Mentions: Experiments showed that the exit temperature of ~170 °C was a reasonable compromise for the synthesis AgNPs using Ag-nitrate, and it was ~150 °C for Ag-acetate. In perfect agreement with LMD model, the mean sizes of particles (hydrodynamic diameter detected by DLS) produced at lower exit temperatures of 149 and 90 °C, respectively for Ag-nitrate and Ag-acetate, were large, ca. 140 and 65 nm (cf. T1 and T3 in Table 1, T1 and T3 in Fig. 4), and the reactions were far from completion, despite a fairly long residence time (12 s). When the rate of substrate reduction was increased, by fixing the exit temperature at 171 °C, the size of particles obtained from Ag-nitrate decreased to 15–20 nm (T2 in Fig. 4), which could be ascribed to the increase in the rate of reduction, and hence of nucleation, resulting in a larger number of original nuclei, but the reaction yield increased only from 56 to 63 % (cf. Table 1). All these were observed for Ag-nitrate concentration of 10 mM. However, for its large (inlet) content (50 mM), which is of most practical interest, we saw a development of two-size distributions, both of them fairly narrow, with maxima at about 35 and 110 nm (T9 in Fig. 4), and the Ag0 yield achieved in 12 s was ca. 94 %. Similar bimodal size distribution patterns of AgNPs were also observed before in a low-temperature continuous-flow process (Dzido and Jarzębski 2011), and the formation of smaller particles was ascribed to the oscillation-related particles’ abrasion, more intense at higher concentrations (Zhu et al. 2004).Fig. 4

Bottom Line: Systematic studies of silver nanoparticle synthesis in a continuous-flow single-mode microwave reactor using polyol process were performed, revealing that the synthesis is exceptionally effective to give very small metal particles at full reaction yield and very high productivity.Owing to its much higher reactivity, silver acetate was shown to be far superior substrate for the synthesis of small (10-20 nm) spherical silver nanoparticles within a few seconds.The performed studies indicate an optimal strategy for the high-yield fabrication of metal particles using polyol method.

View Article: PubMed Central - PubMed

Affiliation: Department of Chemical Engineering and Process Design, Faculty of Chemistry, Silesian University of Technology, Ks. M. Strzody 7, 44-100 Gliwice, Poland.

ABSTRACT

Systematic studies of silver nanoparticle synthesis in a continuous-flow single-mode microwave reactor using polyol process were performed, revealing that the synthesis is exceptionally effective to give very small metal particles at full reaction yield and very high productivity.
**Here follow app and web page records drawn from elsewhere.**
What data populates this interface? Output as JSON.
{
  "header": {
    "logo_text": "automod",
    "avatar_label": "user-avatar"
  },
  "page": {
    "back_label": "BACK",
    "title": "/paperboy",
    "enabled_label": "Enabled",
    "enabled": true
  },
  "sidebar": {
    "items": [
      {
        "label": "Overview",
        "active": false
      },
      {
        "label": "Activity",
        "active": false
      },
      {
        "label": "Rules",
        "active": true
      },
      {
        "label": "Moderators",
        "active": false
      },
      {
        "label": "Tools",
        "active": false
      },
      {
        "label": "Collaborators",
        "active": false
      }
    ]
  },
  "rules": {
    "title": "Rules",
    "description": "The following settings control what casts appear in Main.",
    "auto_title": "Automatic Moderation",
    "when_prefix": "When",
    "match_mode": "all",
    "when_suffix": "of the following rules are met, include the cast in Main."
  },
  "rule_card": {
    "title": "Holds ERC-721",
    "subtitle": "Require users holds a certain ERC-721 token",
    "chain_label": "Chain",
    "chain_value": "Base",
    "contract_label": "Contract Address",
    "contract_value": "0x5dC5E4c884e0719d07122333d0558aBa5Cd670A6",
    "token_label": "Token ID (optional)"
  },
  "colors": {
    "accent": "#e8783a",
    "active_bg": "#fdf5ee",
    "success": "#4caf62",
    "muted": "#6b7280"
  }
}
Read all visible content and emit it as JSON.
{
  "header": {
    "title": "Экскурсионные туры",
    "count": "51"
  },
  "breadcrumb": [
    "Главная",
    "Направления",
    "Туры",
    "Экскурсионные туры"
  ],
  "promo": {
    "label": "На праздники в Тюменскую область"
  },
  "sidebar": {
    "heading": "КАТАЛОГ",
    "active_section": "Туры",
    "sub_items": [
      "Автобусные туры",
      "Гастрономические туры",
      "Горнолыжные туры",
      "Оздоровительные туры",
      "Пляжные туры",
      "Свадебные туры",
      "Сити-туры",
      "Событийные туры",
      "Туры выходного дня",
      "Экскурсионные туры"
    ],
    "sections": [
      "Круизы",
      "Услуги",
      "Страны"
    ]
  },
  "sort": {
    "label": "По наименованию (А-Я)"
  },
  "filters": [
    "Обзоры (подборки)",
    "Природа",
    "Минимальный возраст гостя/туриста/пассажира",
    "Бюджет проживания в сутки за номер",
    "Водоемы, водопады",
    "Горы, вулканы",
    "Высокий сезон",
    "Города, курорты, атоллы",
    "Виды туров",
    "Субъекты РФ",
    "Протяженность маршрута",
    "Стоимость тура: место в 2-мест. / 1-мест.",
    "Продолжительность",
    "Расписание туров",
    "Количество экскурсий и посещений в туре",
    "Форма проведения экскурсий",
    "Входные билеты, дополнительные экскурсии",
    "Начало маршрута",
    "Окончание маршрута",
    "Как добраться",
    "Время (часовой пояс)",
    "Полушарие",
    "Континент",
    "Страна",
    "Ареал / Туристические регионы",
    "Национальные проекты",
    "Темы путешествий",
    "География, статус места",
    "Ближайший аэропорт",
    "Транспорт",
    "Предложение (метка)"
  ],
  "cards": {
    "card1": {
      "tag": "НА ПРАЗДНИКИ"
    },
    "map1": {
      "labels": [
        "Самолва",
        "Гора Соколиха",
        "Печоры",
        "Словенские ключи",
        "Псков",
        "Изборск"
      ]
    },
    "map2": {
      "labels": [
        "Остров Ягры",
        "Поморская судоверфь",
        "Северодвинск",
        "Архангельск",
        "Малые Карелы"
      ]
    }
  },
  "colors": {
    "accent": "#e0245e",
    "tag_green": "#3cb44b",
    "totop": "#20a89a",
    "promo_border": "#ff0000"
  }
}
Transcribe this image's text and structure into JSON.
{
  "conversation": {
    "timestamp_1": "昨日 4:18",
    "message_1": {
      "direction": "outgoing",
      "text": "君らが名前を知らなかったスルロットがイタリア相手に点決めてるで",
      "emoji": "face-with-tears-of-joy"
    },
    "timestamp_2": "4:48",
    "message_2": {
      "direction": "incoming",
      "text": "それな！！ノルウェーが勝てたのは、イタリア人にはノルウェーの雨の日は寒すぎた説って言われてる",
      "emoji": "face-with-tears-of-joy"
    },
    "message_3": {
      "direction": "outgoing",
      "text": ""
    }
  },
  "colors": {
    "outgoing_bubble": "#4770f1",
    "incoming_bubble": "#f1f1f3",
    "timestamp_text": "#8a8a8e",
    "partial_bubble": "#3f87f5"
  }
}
Inlet concentration of silver nitrate or silver acetate, applied as metal precursors, varied between 10 and 50 mM, and flow rates ranged from 0.635 to 2.5 dm(3)/h, to give 3-24 s reaction time. Owing to its much higher reactivity, silver acetate was shown to be far superior substrate for the synthesis of small (10-20 nm) spherical silver nanoparticles within a few seconds. Its restricted solubility in ethylene glycol, applied as the solvent and reducing agent, appeared to be vital for effective separation of the stage of particle growth from its nucleation to enable rapid synthesis of small particles in a highly loaded system. This was not possible to obtain using silver nitrate. All the observations could perfectly be explained by a classical LaMer-Dinegar model of NPs' formation, but taking into account also nonisothermal character of the continuous-flow process and acetate dissolution in the reaction system. The performed studies indicate an optimal strategy for the high-yield fabrication of metal particles using polyol method.

No MeSH data available.


Related in: MedlinePlus